The Gospel reading from the Mass for the Feast of St. Luke is Luke 10:1-9.

Having sent out His 12 Apostles on a similar mission (Luke 9:1-6), Christ commissions an expanded group of 70 disciples on a second wave of evangelization.  Christ’s decision to send 70 is prophetic: Moses appointed 70 elders (Num 11:24-25); Genesis describes the all the ancient world as 70 nations (Gen 10) which Jesus will later command to be evangelized (Matt 24:47).

Christ confidently directs His 70 men with precise instructions: He warns of attacks on evangelists (the wolves) and that people and whole cities will reject the Gospel, resulting in their doom (v. 12; see also v. 13-16); He tells disciples to go in poverty (no purse, bag, sandals) and to rely on charity, establishing a firm base in each town with one receptive host; He directs them to perform miracles by healing the sick and then to reveal that the Kingdom of God has drawn near to them.

St. Luke was a Roman citizen who was trained as a physician and was a disciple of St. Paul (Phil 1:24, Col 4:14, 2Tim 4:11) who experienced the many persecutions of Paul and cared for him during imprisonment. Charged by Paul to write an account of the Gospel and early Church, Luke was inspired by the Holy Spirit to write the Gospel of Luke and the Acts of the Apostles (about a quarter of the New Testament). Using the discipline of a physician, St. Luke carefully incorporated existing Gospel accounts (Matthew) as well as eyewitnesses (including the Blessed Virgin Mary, Peter, Paul). St. Luke died of old age and his relics continue to be venerated at  St. Vitus Cathedral in Prague and several other places.

Awed by Jesus ChristPerson of the Trinity, the Son of God establishes and perfects models (i.e. “70”) in Salvation History. Almighty King and Lord, Christ grants authority and decisively directs His men to fight for His Kingdom in the Spiritual Combat against Satan; He grants the power to perform miraculous healing; He gives precise and directive instructions as to the mindset and tactics the Apostles are to use.

Being a Heroic Catholic Man

1)  Christ’s call of St. Luke is Divine Genius: as a physician, Luke sustains Paul by caring for his injuries and ailments; Luke’s physician training prepares him to write a systematic and disciplined account; Luke incorporates the Blessed Virgin’s accounts of Christ’s early life and first hand accounts of Peter’s and Paul’s establishment of the early Church; as a Greek, Luke is able to write in a way that non-Jews will be able to understand. Reflect on Christ’s excellent decision to call Luke.
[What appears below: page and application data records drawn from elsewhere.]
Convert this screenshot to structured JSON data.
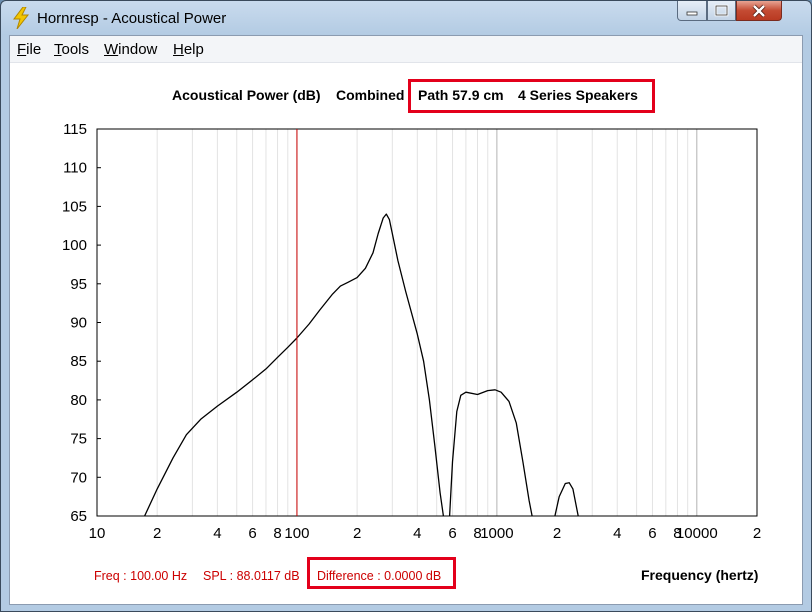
{
  "window": {
    "title": "Hornresp - Acoustical Power",
    "app_icon": "lightning-bolt-icon",
    "controls": [
      "minimize-icon",
      "maximize-icon",
      "close-icon"
    ]
  },
  "menu": {
    "file": "File",
    "tools": "Tools",
    "window": "Window",
    "help": "Help"
  },
  "header": {
    "chart_title": "Acoustical Power (dB)",
    "mode": "Combined",
    "path": "Path 57.9 cm",
    "speakers": "4 Series Speakers"
  },
  "status": {
    "freq": "Freq : 100.00 Hz",
    "spl": "SPL : 88.0117 dB",
    "difference": "Difference : 0.0000 dB",
    "xaxis_label": "Frequency (hertz)"
  },
  "colors": {
    "highlight": "#e3001b",
    "cursor": "#cc0000",
    "status_text": "#cc0000"
  },
  "chart_data": {
    "type": "line",
    "title": "Acoustical Power (dB)",
    "xlabel": "Frequency (hertz)",
    "ylabel": "",
    "xscale": "log",
    "xlim": [
      10,
      20000
    ],
    "ylim": [
      65,
      115
    ],
    "grid": true,
    "yticks": [
      "115",
      "110",
      "105",
      "100",
      "95",
      "90",
      "85",
      "80",
      "75",
      "70",
      "65"
    ],
    "xticks": [
      {
        "f": 10,
        "label": "10"
      },
      {
        "f": 20,
        "label": "2"
      },
      {
        "f": 40,
        "label": "4"
      },
      {
        "f": 60,
        "label": "6"
      },
      {
        "f": 80,
        "label": "8"
      },
      {
        "f": 100,
        "label": "100"
      },
      {
        "f": 200,
        "label": "2"
      },
      {
        "f": 400,
        "label": "4"
      },
      {
        "f": 600,
        "label": "6"
      },
      {
        "f": 800,
        "label": "8"
      },
      {
        "f": 1000,
        "label": "1000"
      },
      {
        "f": 2000,
        "label": "2"
      },
      {
        "f": 4000,
        "label": "4"
      },
      {
        "f": 6000,
        "label": "6"
      },
      {
        "f": 8000,
        "label": "8"
      },
      {
        "f": 10000,
        "label": "10000"
      },
      {
        "f": 20000,
        "label": "2"
      }
    ],
    "cursor_freq": 100,
    "series": [
      {
        "segments": [
          [
            [
              17.3,
              65
            ],
            [
              20,
              68.5
            ],
            [
              24,
              72.5
            ],
            [
              28,
              75.5
            ],
            [
              33,
              77.5
            ],
            [
              40,
              79.2
            ],
            [
              50,
              81
            ],
            [
              60,
              82.6
            ],
            [
              70,
              84
            ],
            [
              80,
              85.5
            ],
            [
              90,
              86.8
            ],
            [
              100,
              88
            ],
            [
              115,
              89.8
            ],
            [
              130,
              91.6
            ],
            [
              150,
              93.6
            ],
            [
              165,
              94.7
            ],
            [
              180,
              95.2
            ],
            [
              200,
              95.8
            ],
            [
              220,
              97
            ],
            [
              240,
              99
            ],
            [
              255,
              101.5
            ],
            [
              270,
              103.5
            ],
            [
              280,
              104
            ],
            [
              290,
              103.3
            ],
            [
              300,
              101.5
            ],
            [
              320,
              98
            ],
            [
              350,
              94
            ],
            [
              400,
              88.5
            ],
            [
              430,
              85
            ],
            [
              460,
              80
            ],
            [
              490,
              74
            ],
            [
              520,
              68
            ],
            [
              540,
              65
            ]
          ],
          [
            [
              580,
              65
            ],
            [
              600,
              72
            ],
            [
              630,
              78.5
            ],
            [
              660,
              80.6
            ],
            [
              700,
              81
            ],
            [
              800,
              80.7
            ],
            [
              900,
              81.2
            ],
            [
              980,
              81.3
            ],
            [
              1050,
              81
            ],
            [
              1150,
              79.8
            ],
            [
              1250,
              77
            ],
            [
              1350,
              72
            ],
            [
              1450,
              67
            ],
            [
              1500,
              65
            ]
          ],
          [
            [
              1950,
              65
            ],
            [
              2050,
              67.5
            ],
            [
              2200,
              69.2
            ],
            [
              2300,
              69.3
            ],
            [
              2400,
              68.5
            ],
            [
              2550,
              65
            ]
          ]
        ]
      }
    ]
  }
}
2) Like 70 disciples, Luke was a zealous missionary witness. Renew your understanding of the duty to be a Missionary Witness (CCC 2044-2051) and the need for Zeal (CCC 584, 824, 2004, 2750) and pray for Christ to fill you and all Catholic men with missionary zeal.  St. Luke, pray for us!

3) In the day-to-day battle of life, men can forget about the powerful champions Christ has given men in the Saints. Renew your understanding of the Communion of the Saints (CCC 946-962, 2683) and pray for Christ to help you to be strengthened by your Patron Saint(s) (CCC 2165, 2156) and those Saints who can help you prevail over your life challenges.

Spiritual Practices – Include in Today’s Prayers

Sacred Mystery of Rosary – The Glorious Mysteries

Daily Devotion – Saint Joseph

Virtue of the Day – Temperance

Corporal Work of Mercy – To visit the imprisoned

Spiritual Work of Mercy – To comfort the sorrowful